(Records drawn from a dataset)

════════════════════

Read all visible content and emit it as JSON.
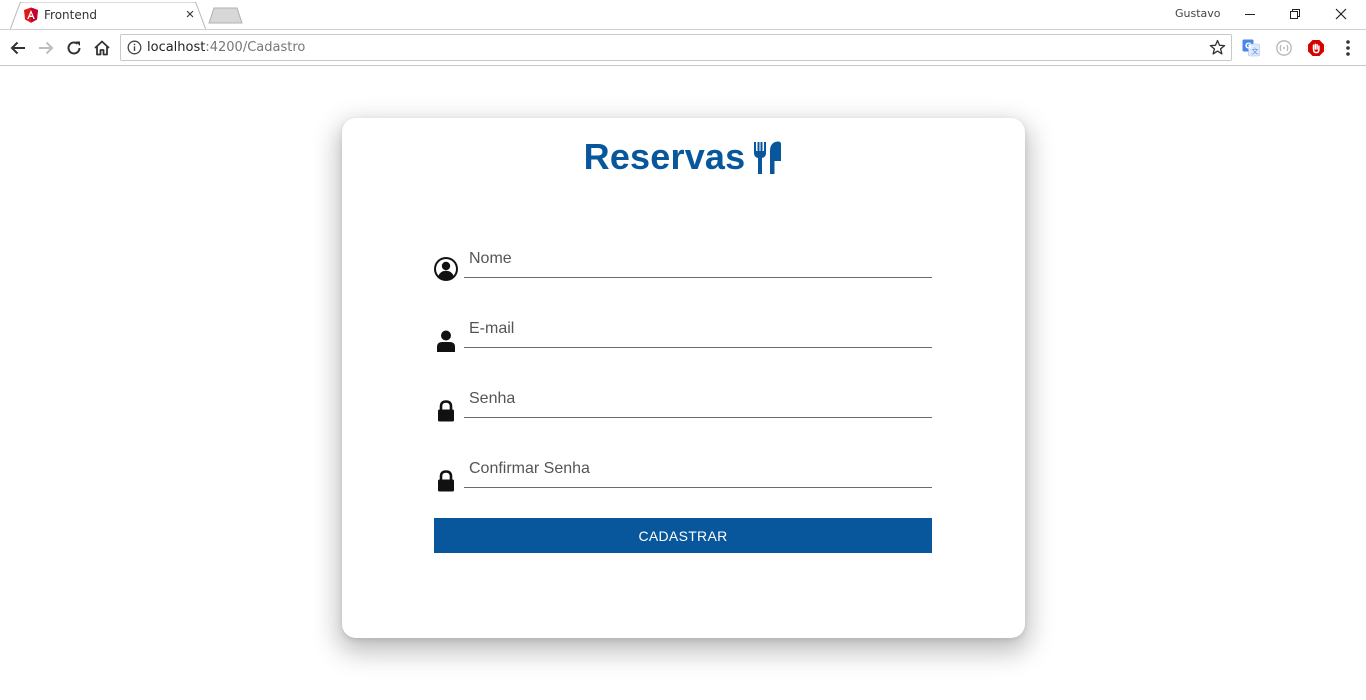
{
  "browser": {
    "tab_title": "Frontend",
    "tab_close": "×",
    "profile_name": "Gustavo",
    "url_host": "localhost",
    "url_path": ":4200/Cadastro",
    "icons": {
      "favicon": "angular-icon",
      "back": "back-arrow-icon",
      "forward": "forward-arrow-icon",
      "reload": "reload-icon",
      "home": "home-icon",
      "info": "info-icon",
      "bookmark": "star-icon",
      "ext1": "translate-icon",
      "ext2": "extension-icon",
      "ext3": "adblock-icon",
      "menu": "menu-dots-icon"
    }
  },
  "page": {
    "title": "Reservas",
    "title_icon": "utensils-icon",
    "fields": [
      {
        "placeholder": "Nome",
        "icon": "user-circle-icon",
        "value": ""
      },
      {
        "placeholder": "E-mail",
        "icon": "user-icon",
        "value": ""
      },
      {
        "placeholder": "Senha",
        "icon": "lock-icon",
        "value": ""
      },
      {
        "placeholder": "Confirmar Senha",
        "icon": "lock-icon",
        "value": ""
      }
    ],
    "submit_label": "CADASTRAR"
  },
  "colors": {
    "brand": "#08579c",
    "button_text": "#ffffff",
    "icon": "#111111"
  }
}
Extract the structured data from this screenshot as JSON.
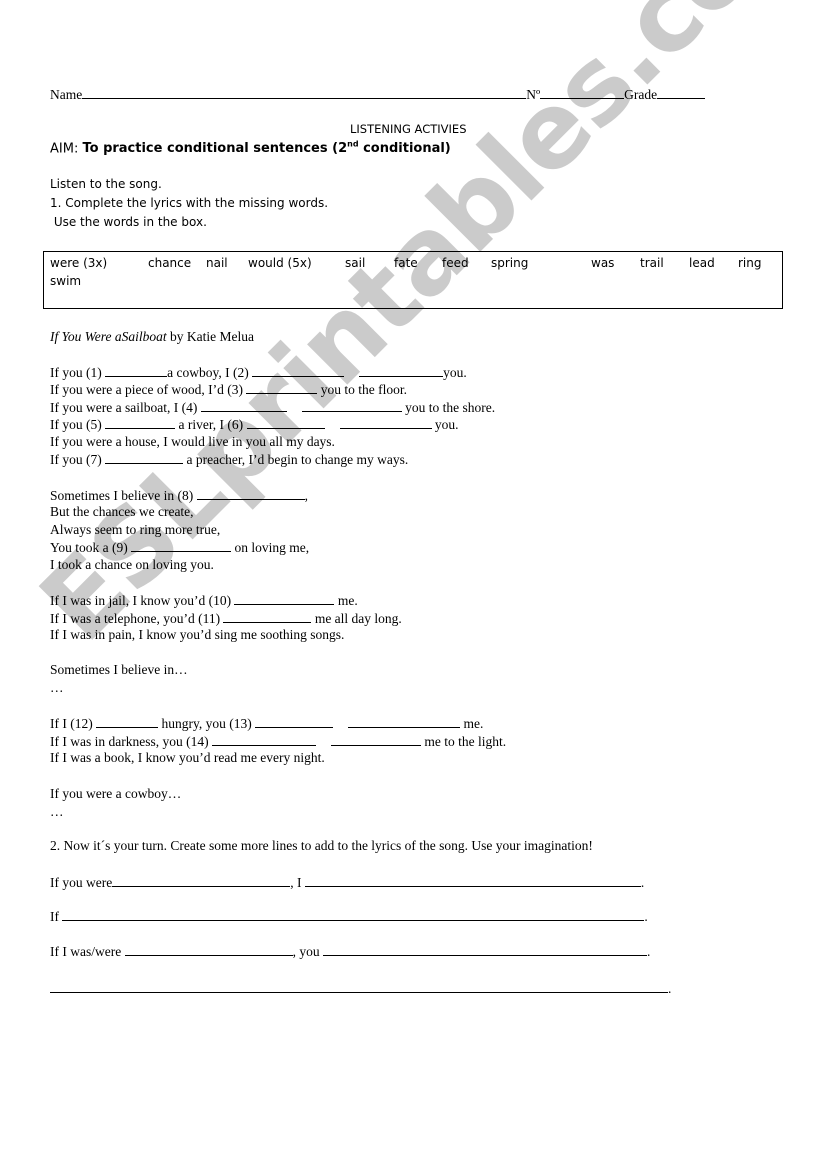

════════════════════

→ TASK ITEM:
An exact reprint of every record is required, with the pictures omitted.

→ RESPONSE TO THE TASK:
Read all visible content and emit it as JSON.
{
  "browser": {
    "tab_title": "Frontend",
    "tab_close": "×",
    "profile_name": "Gustavo",
    "url_host": "localhost",
    "url_path": ":4200/Cadastro",
    "icons": {
      "favicon": "angular-icon",
      "back": "back-arrow-icon",
      "forward": "forward-arrow-icon",
      "reload": "reload-icon",
      "home": "home-icon",
      "info": "info-icon",
      "bookmark": "star-icon",
      "ext1": "translate-icon",
      "ext2": "extension-icon",
      "ext3": "adblock-icon",
      "menu": "menu-dots-icon"
    }
  },
  "page": {
    "title": "Reservas",
    "title_icon": "utensils-icon",
    "fields": [
      {
        "placeholder": "Nome",
        "icon": "user-circle-icon",
        "value": ""
      },
      {
        "placeholder": "E-mail",
        "icon": "user-icon",
        "value": ""
      },
      {
        "placeholder": "Senha",
        "icon": "lock-icon",
        "value": ""
      },
      {
        "placeholder": "Confirmar Senha",
        "icon": "lock-icon",
        "value": ""
      }
    ],
    "submit_label": "CADASTRAR"
  },
  "colors": {
    "brand": "#08579c",
    "button_text": "#ffffff",
    "icon": "#111111"
  }
}
Extract the structured data from this screenshot as JSON.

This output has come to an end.